Both the National Academy of Medicine and the CDC have urged that older people be among the first groups to receive vaccines. It's possible that vaccines under development by Novavax and Sanofi, which are likely to begin late-phase clinical trials later this year, may be better for them, Offit noted. Those vaccines contain immune-stimulating particles like the ones contained in the Shingrix vaccine, which is highly effective in protecting older people against shingles disease.
3. Can It Be Rolled Out Effectively?
The Pfizer vaccine, unlike others in late-stage testing, must be kept supercooled, on dry ice around 100 degrees below zero, from the time it is produced until a few days before it is injected. The mRNA quickly self-destructs at higher temperatures. Pfizer has devised an elaborate system to transport the vaccine by truck and specially designed cases to vaccination sites.
Public health workers are being trained to handle the vaccine as we speak, but we don't know for sure how well it will do if containers are left out in the Arizona sun too long. Mishandling the vaccine along the way from factory to patient would render it ineffective, so people who received it could think they were protected when they were not, Offit said.
4. Could a Premature Announcement Hurt Future Vaccines?
There's presently no way to know whether the Pfizer vaccine will be the best overall or for specific age groups. But if the FDA approves it quickly, that could make it harder for manufacturers of other vaccines to carry out their studies.
If people are aware that an effective vaccine exists, they may decline to enter clinical trials, partly out of concern they could get a placebo and remain unprotected. Indeed, it may be unethical to use a placebo in such trials. Many vaccines will be needed in order to meet global demand for protection against COVID-19, so it's crucial to continue additional studies.
5. Could the Pfizer Study Expedite Future Vaccines?
Scientists are vitally interested in whether the small number who received the real vaccine but still got sick produced lower levels of antibodies than the vaccinated individuals who remained well.

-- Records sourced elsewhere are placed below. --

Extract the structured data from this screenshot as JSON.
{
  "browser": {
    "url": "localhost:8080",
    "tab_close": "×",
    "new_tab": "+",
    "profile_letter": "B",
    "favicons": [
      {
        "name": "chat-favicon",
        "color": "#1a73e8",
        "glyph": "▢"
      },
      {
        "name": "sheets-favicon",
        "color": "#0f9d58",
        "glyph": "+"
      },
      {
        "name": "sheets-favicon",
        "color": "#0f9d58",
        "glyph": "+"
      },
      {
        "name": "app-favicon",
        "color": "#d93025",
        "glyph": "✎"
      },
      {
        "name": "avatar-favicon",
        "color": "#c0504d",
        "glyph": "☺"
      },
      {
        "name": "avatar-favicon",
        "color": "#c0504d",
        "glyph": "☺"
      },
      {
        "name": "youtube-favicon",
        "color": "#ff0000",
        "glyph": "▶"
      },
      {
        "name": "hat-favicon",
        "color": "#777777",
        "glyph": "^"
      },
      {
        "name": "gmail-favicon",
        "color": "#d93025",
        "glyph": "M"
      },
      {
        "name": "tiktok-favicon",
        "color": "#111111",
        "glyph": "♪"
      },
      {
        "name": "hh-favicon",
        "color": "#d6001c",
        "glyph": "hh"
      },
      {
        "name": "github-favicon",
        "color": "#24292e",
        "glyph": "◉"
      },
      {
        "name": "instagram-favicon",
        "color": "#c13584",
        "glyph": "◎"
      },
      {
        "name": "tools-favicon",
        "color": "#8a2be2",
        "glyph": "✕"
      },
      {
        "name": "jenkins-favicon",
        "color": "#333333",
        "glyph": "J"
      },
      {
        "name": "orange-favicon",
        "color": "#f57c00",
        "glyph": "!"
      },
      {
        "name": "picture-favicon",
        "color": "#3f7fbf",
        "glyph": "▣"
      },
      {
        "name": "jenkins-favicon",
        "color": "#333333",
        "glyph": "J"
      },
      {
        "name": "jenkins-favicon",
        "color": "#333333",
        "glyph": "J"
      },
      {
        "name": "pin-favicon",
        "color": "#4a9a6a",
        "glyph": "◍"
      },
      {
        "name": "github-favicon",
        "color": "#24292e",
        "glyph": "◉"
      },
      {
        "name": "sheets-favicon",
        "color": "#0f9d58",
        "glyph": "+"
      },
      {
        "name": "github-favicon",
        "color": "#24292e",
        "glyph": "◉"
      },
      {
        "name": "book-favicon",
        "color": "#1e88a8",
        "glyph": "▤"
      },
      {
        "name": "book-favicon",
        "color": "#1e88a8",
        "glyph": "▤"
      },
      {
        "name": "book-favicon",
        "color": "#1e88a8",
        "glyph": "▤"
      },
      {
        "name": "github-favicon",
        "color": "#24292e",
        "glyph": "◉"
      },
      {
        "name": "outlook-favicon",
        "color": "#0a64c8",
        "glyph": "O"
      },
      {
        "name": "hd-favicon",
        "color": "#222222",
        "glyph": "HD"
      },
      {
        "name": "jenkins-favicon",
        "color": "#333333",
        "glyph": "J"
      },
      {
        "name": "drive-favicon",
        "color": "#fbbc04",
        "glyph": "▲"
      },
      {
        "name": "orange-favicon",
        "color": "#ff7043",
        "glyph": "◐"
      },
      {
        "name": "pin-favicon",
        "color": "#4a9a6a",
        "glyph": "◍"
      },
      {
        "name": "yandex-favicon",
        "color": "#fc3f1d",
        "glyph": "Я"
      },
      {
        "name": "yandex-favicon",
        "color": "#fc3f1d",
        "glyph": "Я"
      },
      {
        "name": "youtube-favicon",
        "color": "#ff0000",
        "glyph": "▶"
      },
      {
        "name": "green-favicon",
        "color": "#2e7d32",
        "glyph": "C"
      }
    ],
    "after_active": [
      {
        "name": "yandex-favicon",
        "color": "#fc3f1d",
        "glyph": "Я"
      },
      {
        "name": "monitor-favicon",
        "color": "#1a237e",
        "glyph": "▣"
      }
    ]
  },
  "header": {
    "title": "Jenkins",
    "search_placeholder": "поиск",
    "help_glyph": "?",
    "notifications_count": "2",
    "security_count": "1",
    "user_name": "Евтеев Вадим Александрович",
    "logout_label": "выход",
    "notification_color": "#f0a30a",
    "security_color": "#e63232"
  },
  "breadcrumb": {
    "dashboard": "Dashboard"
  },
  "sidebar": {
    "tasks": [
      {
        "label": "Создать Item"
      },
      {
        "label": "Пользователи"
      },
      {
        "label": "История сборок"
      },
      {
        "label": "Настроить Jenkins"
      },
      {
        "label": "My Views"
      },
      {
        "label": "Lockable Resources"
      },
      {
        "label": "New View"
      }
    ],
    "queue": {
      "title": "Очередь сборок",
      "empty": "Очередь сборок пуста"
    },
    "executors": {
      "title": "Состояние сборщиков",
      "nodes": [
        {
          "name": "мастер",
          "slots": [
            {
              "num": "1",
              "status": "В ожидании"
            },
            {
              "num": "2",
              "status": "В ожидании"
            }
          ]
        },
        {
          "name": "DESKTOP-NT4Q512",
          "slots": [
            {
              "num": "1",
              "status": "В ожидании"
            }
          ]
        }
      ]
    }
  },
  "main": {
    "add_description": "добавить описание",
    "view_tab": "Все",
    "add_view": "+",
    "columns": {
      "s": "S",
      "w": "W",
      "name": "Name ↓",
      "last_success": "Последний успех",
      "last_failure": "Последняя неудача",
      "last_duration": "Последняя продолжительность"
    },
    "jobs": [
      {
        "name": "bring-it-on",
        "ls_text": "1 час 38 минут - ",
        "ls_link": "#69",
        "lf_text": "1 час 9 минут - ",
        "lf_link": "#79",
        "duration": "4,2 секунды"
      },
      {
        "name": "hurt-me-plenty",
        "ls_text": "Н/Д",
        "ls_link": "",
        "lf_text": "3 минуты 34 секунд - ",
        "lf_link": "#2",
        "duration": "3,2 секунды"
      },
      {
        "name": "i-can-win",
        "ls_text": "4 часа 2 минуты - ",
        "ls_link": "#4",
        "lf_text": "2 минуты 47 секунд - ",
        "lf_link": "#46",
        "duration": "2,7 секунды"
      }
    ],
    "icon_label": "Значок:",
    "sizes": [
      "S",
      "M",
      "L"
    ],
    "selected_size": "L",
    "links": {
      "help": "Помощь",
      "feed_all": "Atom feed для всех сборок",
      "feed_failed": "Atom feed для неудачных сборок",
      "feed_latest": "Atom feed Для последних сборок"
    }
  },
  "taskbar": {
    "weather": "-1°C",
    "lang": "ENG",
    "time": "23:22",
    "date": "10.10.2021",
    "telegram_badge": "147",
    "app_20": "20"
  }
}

Blood studies of those people would help scientists learn whether there is a "correlate of protection" for COVID-19 — a level of antibodies that can predict whether someone is protected from the disease.
"There's hope coming, whether it's this vaccine or another."
If they had that knowledge, public health officials could determine whether other vaccines under production were effective without necessarily having to test them on tens of thousands of people.
But it's difficult to build such road maps. Scientists have never established correlates of immunity for pertussis, for example, although vaccines have been used against those bacteria for nearly a century.
Still, this is good news, said Dr. Joshua Sharfstein, a vice dean at the Johns Hopkins Bloomberg School of Public Health and a former FDA deputy commissioner. He said: "I hope this makes people realize that we're not stuck in this situation forever. There's hope coming, whether it's this vaccine or another."
Editor's note: KHN (Kaiser Health News) is a nonprofit news service covering health issues. It is an editorially independent program of KFF (Kaiser Family Foundation), which is not affiliated with Kaiser Permanente.